Saved entries:
* * *
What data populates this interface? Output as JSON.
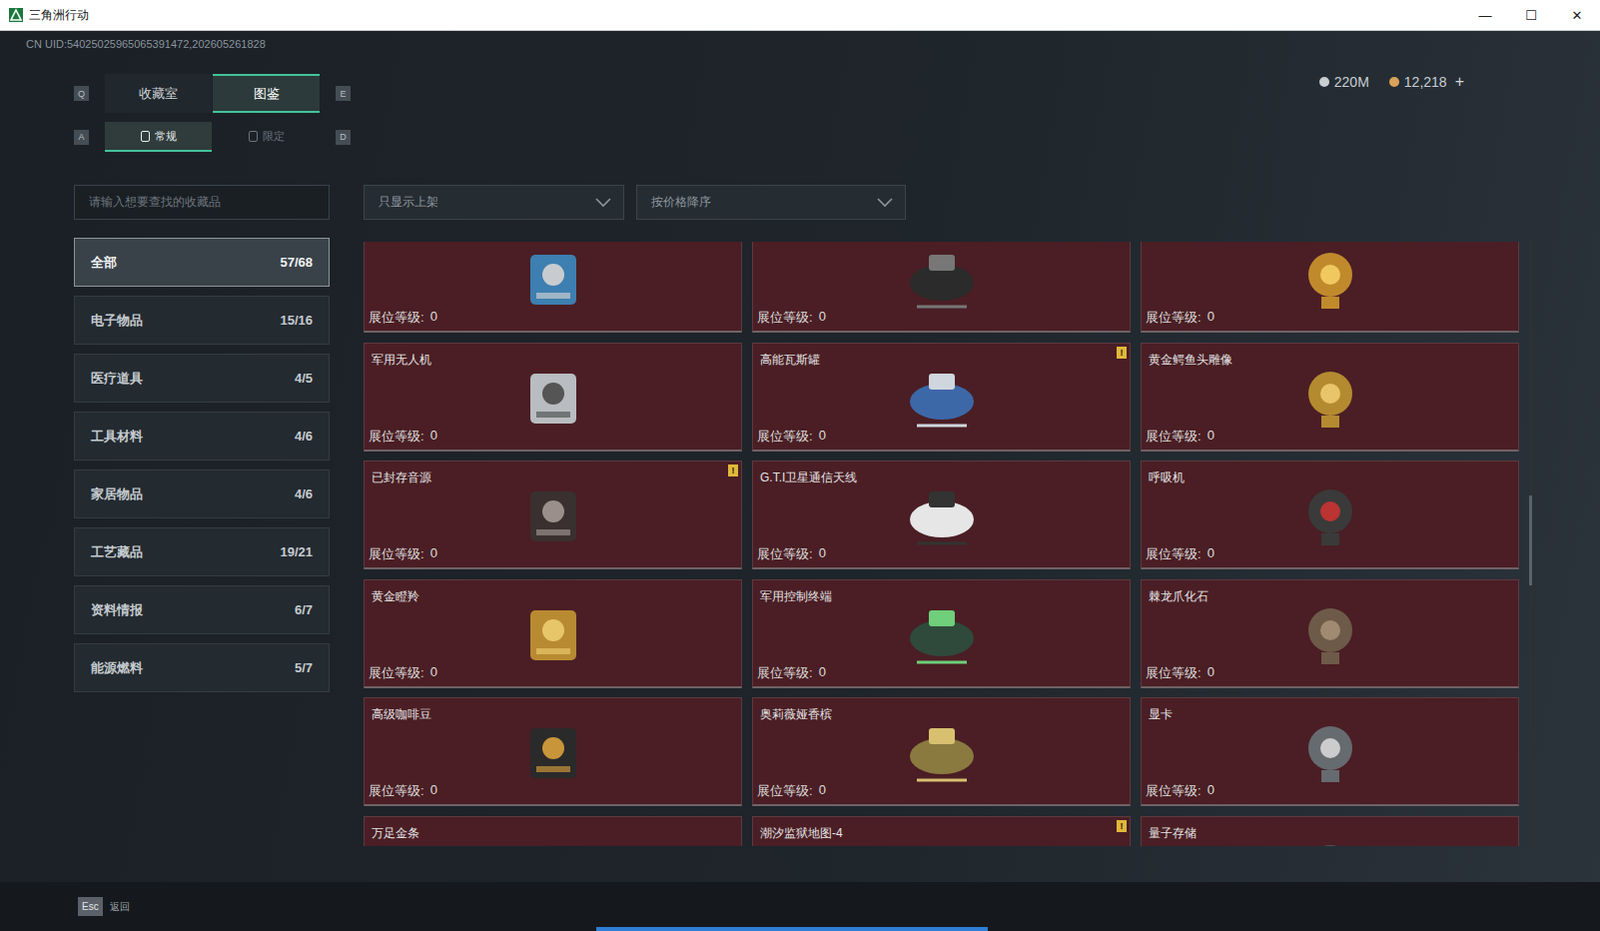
{
  "window": {
    "title": "三角洲行动",
    "controls": [
      "—",
      "☐",
      "✕"
    ]
  },
  "uid": "CN UID:54025025965065391472,202605261828",
  "currencies": [
    {
      "value": "220M",
      "color": "#c9ced3"
    },
    {
      "value": "12,218",
      "color": "#d9a35a"
    }
  ],
  "add_button": "+",
  "tabs": {
    "prev_key": "Q",
    "next_key": "E",
    "items": [
      {
        "label": "收藏室",
        "selected": false
      },
      {
        "label": "图鉴",
        "selected": true
      }
    ]
  },
  "subtabs": {
    "prev_key": "A",
    "next_key": "D",
    "items": [
      {
        "label": "常规",
        "selected": true
      },
      {
        "label": "限定",
        "selected": false
      }
    ]
  },
  "search": {
    "placeholder": "请输入想要查找的收藏品"
  },
  "filters": [
    {
      "label": "只显示上架"
    },
    {
      "label": "按价格降序"
    }
  ],
  "sidebar": {
    "items": [
      {
        "label": "全部",
        "count": "57/68",
        "selected": true
      },
      {
        "label": "电子物品",
        "count": "15/16",
        "selected": false
      },
      {
        "label": "医疗道具",
        "count": "4/5",
        "selected": false
      },
      {
        "label": "工具材料",
        "count": "4/6",
        "selected": false
      },
      {
        "label": "家居物品",
        "count": "4/6",
        "selected": false
      },
      {
        "label": "工艺藏品",
        "count": "19/21",
        "selected": false
      },
      {
        "label": "资料情报",
        "count": "6/7",
        "selected": false
      },
      {
        "label": "能源燃料",
        "count": "5/7",
        "selected": false
      }
    ]
  },
  "grid": {
    "level_label": "展位等级:",
    "alert_mark": "!",
    "cards": [
      {
        "name": "",
        "level": "0",
        "alert": false
      },
      {
        "name": "",
        "level": "0",
        "alert": false
      },
      {
        "name": "",
        "level": "0",
        "alert": false
      },
      {
        "name": "军用无人机",
        "level": "0",
        "alert": false
      },
      {
        "name": "高能瓦斯罐",
        "level": "0",
        "alert": true
      },
      {
        "name": "黄金鳄鱼头雕像",
        "level": "0",
        "alert": false
      },
      {
        "name": "已封存音源",
        "level": "0",
        "alert": true
      },
      {
        "name": "G.T.I卫星通信天线",
        "level": "0",
        "alert": false
      },
      {
        "name": "呼吸机",
        "level": "0",
        "alert": false
      },
      {
        "name": "黄金瞪羚",
        "level": "0",
        "alert": false
      },
      {
        "name": "军用控制终端",
        "level": "0",
        "alert": false
      },
      {
        "name": "棘龙爪化石",
        "level": "0",
        "alert": false
      },
      {
        "name": "高级咖啡豆",
        "level": "0",
        "alert": false
      },
      {
        "name": "奥莉薇娅香槟",
        "level": "0",
        "alert": false
      },
      {
        "name": "显卡",
        "level": "0",
        "alert": false
      },
      {
        "name": "万足金条",
        "level": null,
        "alert": false
      },
      {
        "name": "潮汐监狱地图-4",
        "level": null,
        "alert": true
      },
      {
        "name": "量子存储",
        "level": null,
        "alert": false
      }
    ]
  },
  "scrollbar": {
    "level": 0.42
  },
  "footer": {
    "key": "Esc",
    "label": "返回"
  }
}
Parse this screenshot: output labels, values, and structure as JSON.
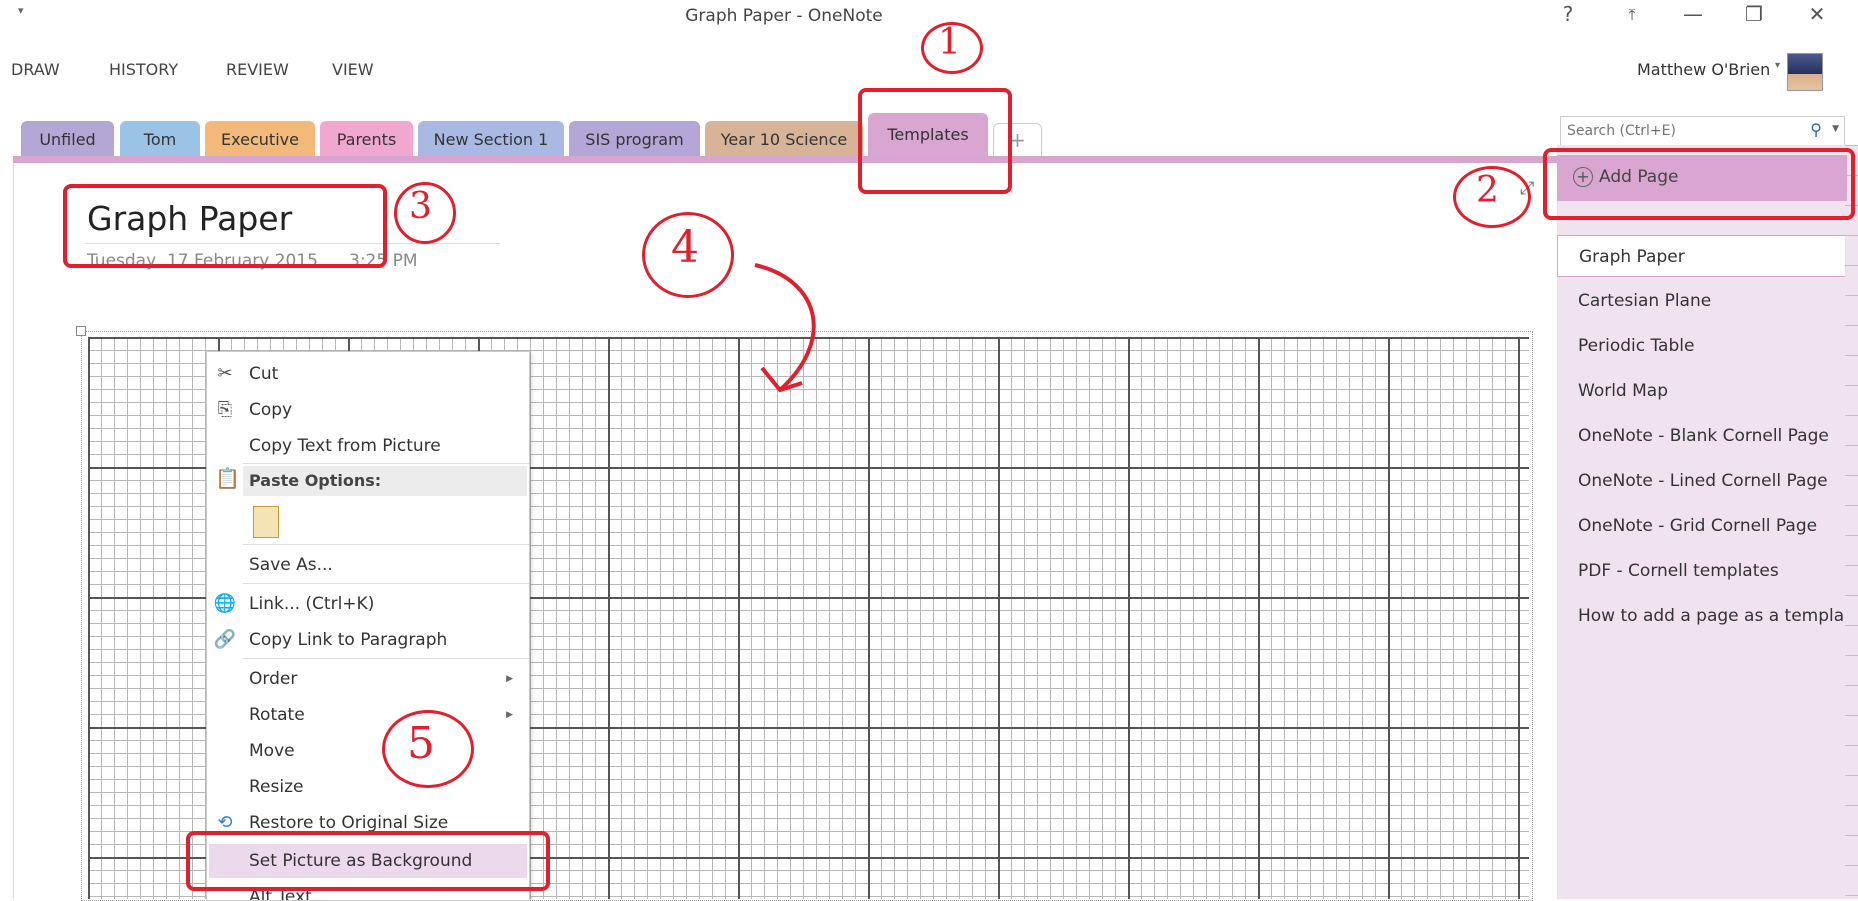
{
  "window": {
    "title": "Graph Paper - OneNote",
    "controls": [
      "?",
      "⤒",
      "—",
      "❐",
      "✕"
    ]
  },
  "ribbon": {
    "tabs": [
      "DRAW",
      "HISTORY",
      "REVIEW",
      "VIEW"
    ],
    "user_name": "Matthew O'Brien"
  },
  "sections": [
    {
      "label": "Unfiled",
      "color": "#b3a7d6"
    },
    {
      "label": "Tom",
      "color": "#9bc3e6"
    },
    {
      "label": "Executive",
      "color": "#f2b97a"
    },
    {
      "label": "Parents",
      "color": "#f0a7d0"
    },
    {
      "label": "New Section 1",
      "color": "#a9b9e3"
    },
    {
      "label": "SIS program",
      "color": "#b4a7d8"
    },
    {
      "label": "Year 10 Science",
      "color": "#d7b497"
    },
    {
      "label": "Templates",
      "color": "#d9a5d1"
    }
  ],
  "add_section_label": "+",
  "search": {
    "placeholder": "Search (Ctrl+E)"
  },
  "page": {
    "title": "Graph Paper",
    "date": "Tuesday, 17 February 2015",
    "time": "3:25 PM"
  },
  "pages_panel": {
    "add_page_label": "Add Page",
    "pages": [
      "Graph Paper",
      "Cartesian Plane",
      "Periodic Table",
      "World Map",
      "OneNote - Blank Cornell Page",
      "OneNote - Lined Cornell Page",
      "OneNote - Grid Cornell Page",
      "PDF - Cornell templates",
      "How to add a page as a templa"
    ]
  },
  "context_menu": {
    "cut": "Cut",
    "copy": "Copy",
    "copy_text_from_picture": "Copy Text from Picture",
    "paste_options": "Paste Options:",
    "save_as": "Save As...",
    "link": "Link...  (Ctrl+K)",
    "copy_link": "Copy Link to Paragraph",
    "order": "Order",
    "rotate": "Rotate",
    "move": "Move",
    "resize": "Resize",
    "restore": "Restore to Original Size",
    "set_background": "Set Picture as Background",
    "alt_text": "Alt Text..."
  },
  "annotations": [
    "1",
    "2",
    "3",
    "4",
    "5"
  ]
}
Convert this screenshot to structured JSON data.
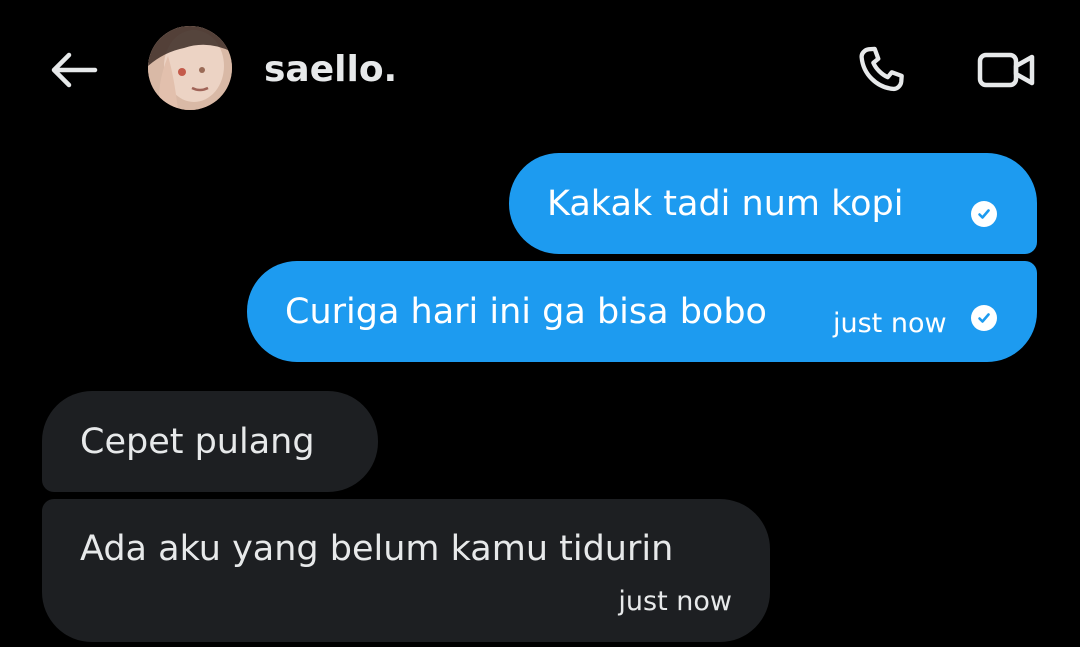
{
  "header": {
    "back_icon": "arrow-left-icon",
    "contact_name": "saello.",
    "call_icon": "phone-icon",
    "video_icon": "video-camera-icon"
  },
  "messages": [
    {
      "direction": "outgoing",
      "text": "Kakak tadi num kopi",
      "time": "",
      "status_icon": "check-circle-icon"
    },
    {
      "direction": "outgoing",
      "text": "Curiga hari ini ga bisa bobo",
      "time": "just now",
      "status_icon": "check-circle-icon"
    },
    {
      "direction": "incoming",
      "text": "Cepet pulang",
      "time": ""
    },
    {
      "direction": "incoming",
      "text": "Ada aku yang belum kamu tidurin",
      "time": "just now"
    }
  ],
  "colors": {
    "background": "#000000",
    "outgoing_bubble": "#1d9bf0",
    "incoming_bubble": "#1d1f22",
    "text": "#e7e9ea"
  }
}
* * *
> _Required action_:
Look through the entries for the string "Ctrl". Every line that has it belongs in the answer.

> _Solved exercise_:
    "placeholder": "Search (Ctrl+E)"
    "link": "Link...  (Ctrl+K)",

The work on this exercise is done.